They would not thank us for shrinking from our duty now to provide stable government. We in 'party Y' have always put the country first."
In saying all of this, I am not accusing our politicians of dishonesty but merely trying to say this is the way things look right now. I believe politicians' statements about coalition preferences, and the difficulties they would face in dealing with one another, are honest and correct.
But an election result will bring its own realities and demands.
If yet another election is the least likely outcome of the next one, a single-party government comes next on the unlikely outcomes list. But don't let our experience of coalitions for the past 40 years allow us to totally rule it out.
Fianna Fail came very close to an overall majority in May 2002, and Fine Gael looked set to do it at one stage in the last campaign in February 2011.
There is also the prospect of a single party putting together a minority government with the external support of a smaller grouping.
Next up is the likely pivotal role of Sinn Fein. If they can just hold what they have they could well be in coalition and all their post-election statements show they are keen to do it.

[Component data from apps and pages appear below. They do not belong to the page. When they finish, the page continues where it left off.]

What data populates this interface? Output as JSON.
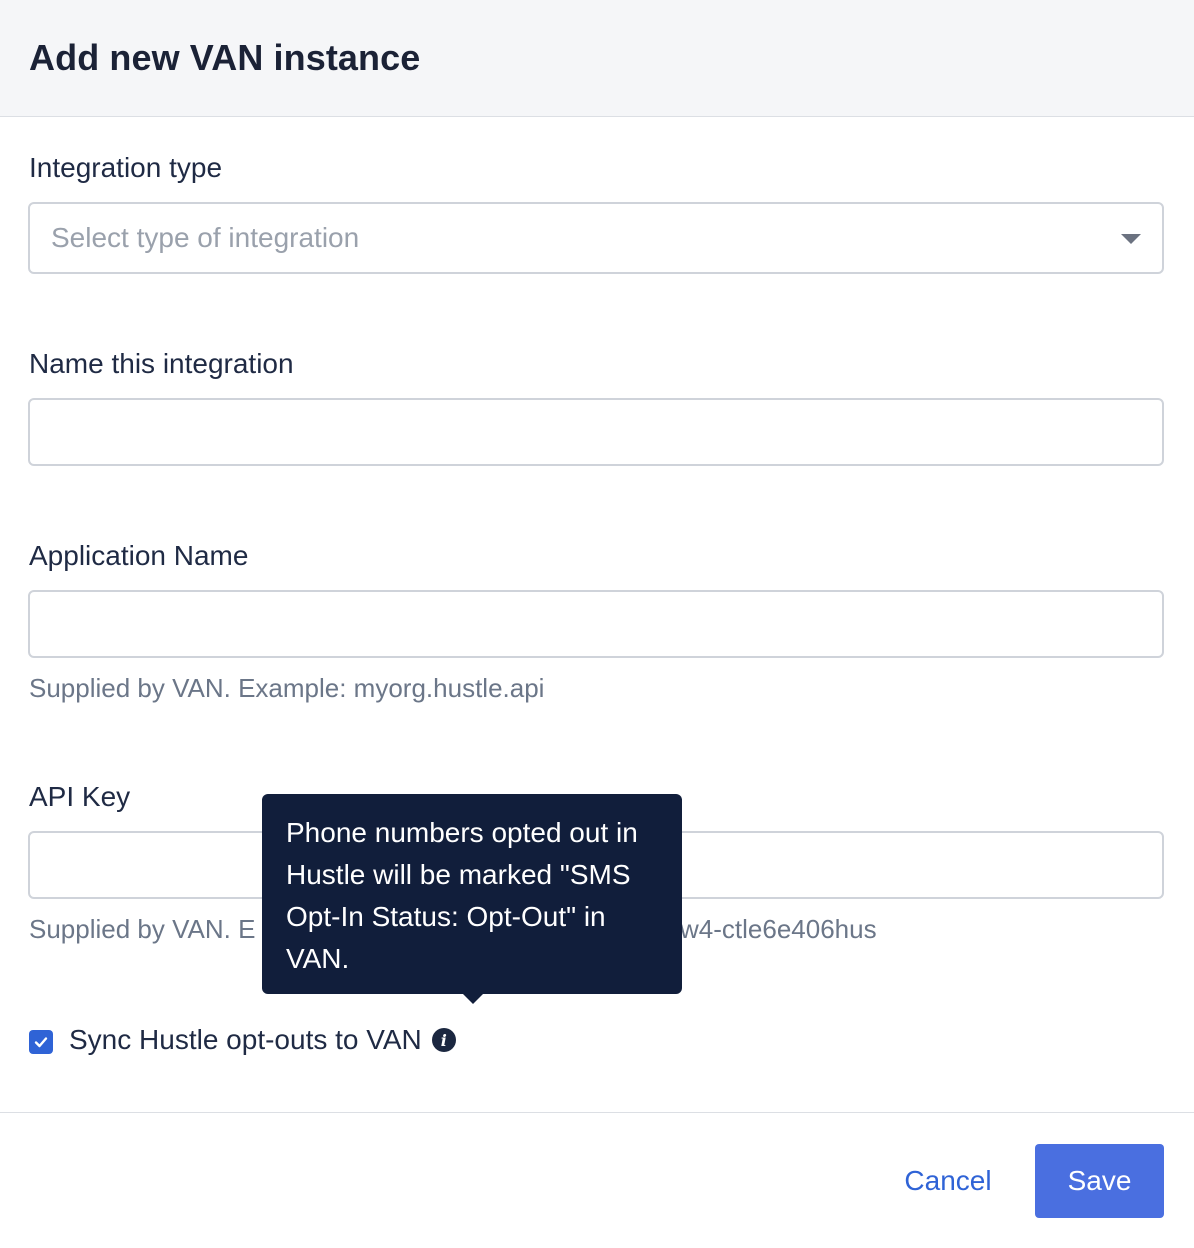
{
  "modal": {
    "title": "Add new VAN instance"
  },
  "form": {
    "integration_type": {
      "label": "Integration type",
      "placeholder": "Select type of integration"
    },
    "integration_name": {
      "label": "Name this integration",
      "value": ""
    },
    "application_name": {
      "label": "Application Name",
      "value": "",
      "help": "Supplied by VAN. Example: myorg.hustle.api"
    },
    "api_key": {
      "label": "API Key",
      "value": "",
      "help_start": "Supplied by VAN. E",
      "help_end": "w4-ctle6e406hus"
    },
    "sync_optouts": {
      "label": "Sync Hustle opt-outs to VAN",
      "checked": true,
      "info_icon": "info-icon"
    }
  },
  "tooltip": {
    "text": "Phone numbers opted out in Hustle will be marked \"SMS Opt-In Status: Opt-Out\" in VAN."
  },
  "footer": {
    "cancel_label": "Cancel",
    "save_label": "Save"
  },
  "colors": {
    "primary": "#4a6fe0",
    "link": "#2f63d6",
    "tooltip_bg": "#111e3b",
    "header_bg": "#f5f6f8"
  }
}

SF president Gerry Adams has utterly downplayed the prospect of allying with Fine Gael. And Fine Gael has always made it clear that they would not like to do business with SF. But let's just file this one under "a very difficult option" and keep that 79-plus coda in mind.
So, what of Fianna Fail? They have their continuing difficulties but their stock is rising.
Party leader Micheal Martin wants to avoid talk of coalition with Sinn Fein. Others in FF take a more pragmatic view and an FF-SF coalition would be put together a lot easier than many people think.
Let's not write out a much-battered Labour from our scenarios. Odds are they will be in the next Dail and could well be called upon to provide a third leg to a three-legged coalition.
The same could be said of the Green Party who played such a role with disastrous results for themselves in 2007-2011.
In this regard we must also watch the growth of independents in Irish politics. Experienced operators such as Catherine Murphy and Finian McGrath could help them carve out a government role post-2016 either with or without a presence in cabinet.
But what of the coalition option that dare not speak its name: Fine Gael-Fianna Fail? Ironically, this is the least likely of all simply because these are two extremely similar political organisations determinedly in the business of staying in business.
But our 79-plus rule applies even here also – though we would rate it as a harder option than even FG-SF.
Many people within FF and FG agree that coalition would signal an inevitable merger.
Now, would that be such a calamitous outcome?